**Problem to solve**
Scanning the entries below, copy every line that contains the word "pour".

Dataset rows describing interfaces:

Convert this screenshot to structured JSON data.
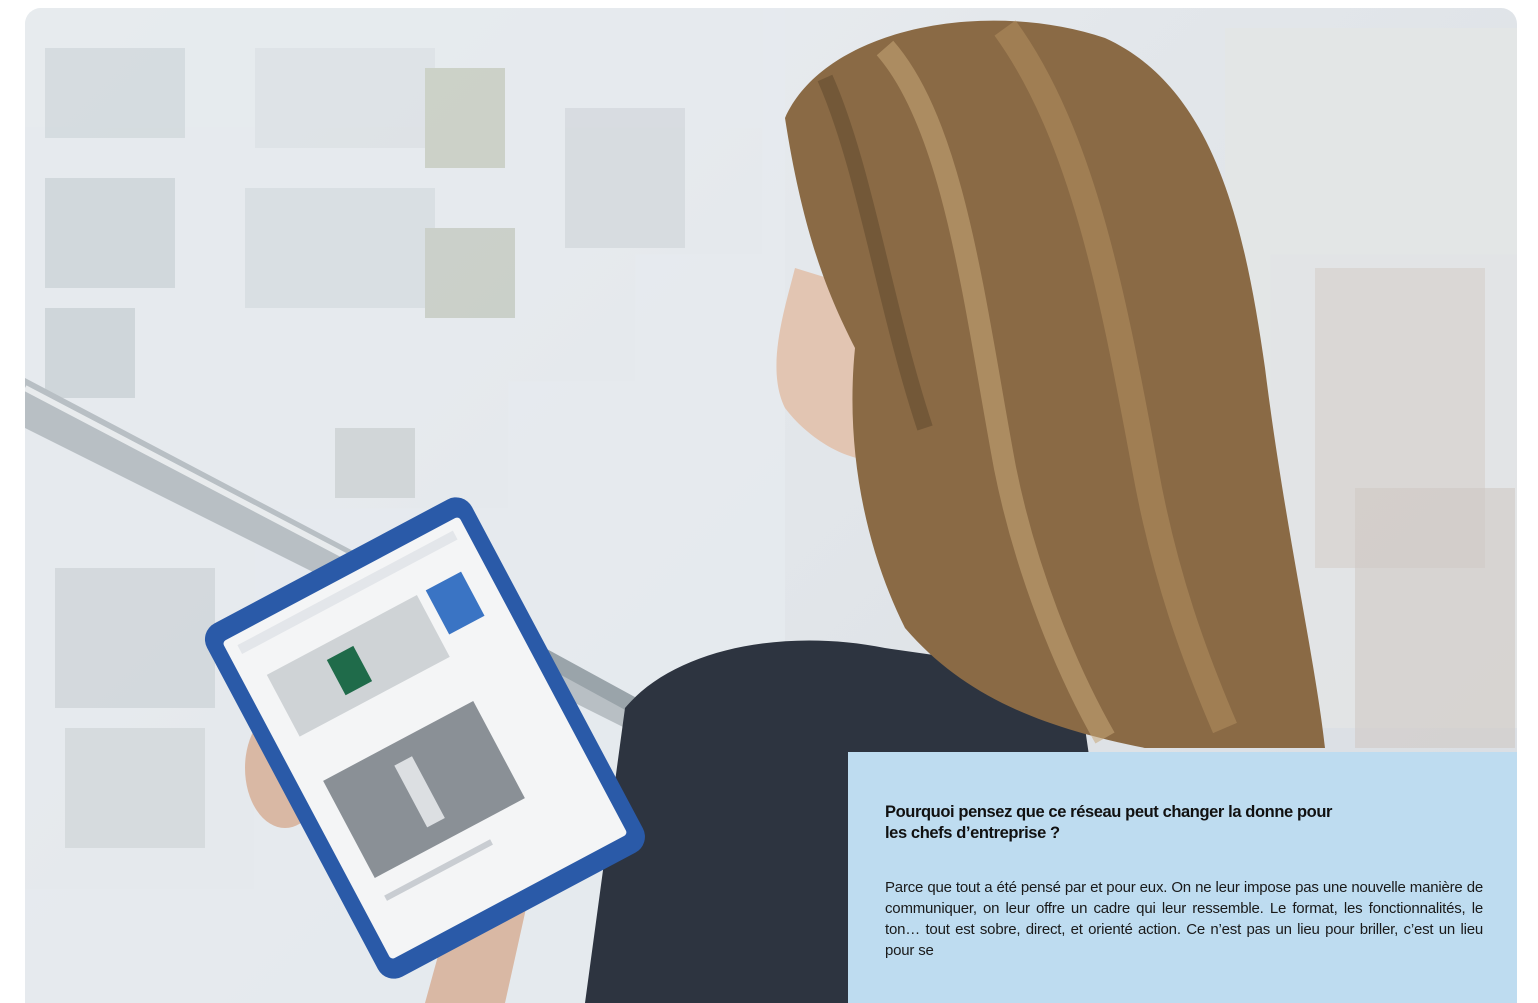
{
  "article": {
    "question": "Pourquoi pensez que ce réseau peut changer la donne pour les chefs d’entreprise ?",
    "answer": "Parce que tout a été pensé par et pour eux. On ne leur impose pas une nouvelle manière de communiquer, on leur offre un cadre qui leur ressemble. Le format, les fonctionnalités, le ton… tout est sobre, direct, et orienté action. Ce n’est pas un lieu pour briller, c’est un lieu pour se"
  },
  "photo": {
    "subject": "woman-with-tablet",
    "accent_colors": {
      "tablet_frame": "#2a5aa8",
      "caption_background": "#bedcf0",
      "hair": "#8a6a45"
    }
  }
}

**Reply to the exercise**
    "question": "Pourquoi pensez que ce réseau peut changer la donne pour les chefs d’entreprise ?",
    "answer": "Parce que tout a été pensé par et pour eux. On ne leur impose pas une nouvelle manière de communiquer, on leur offre un cadre qui leur ressemble. Le format, les fonctionnalités, le ton… tout est sobre, direct, et orienté action. Ce n’est pas un lieu pour briller, c’est un lieu pour se"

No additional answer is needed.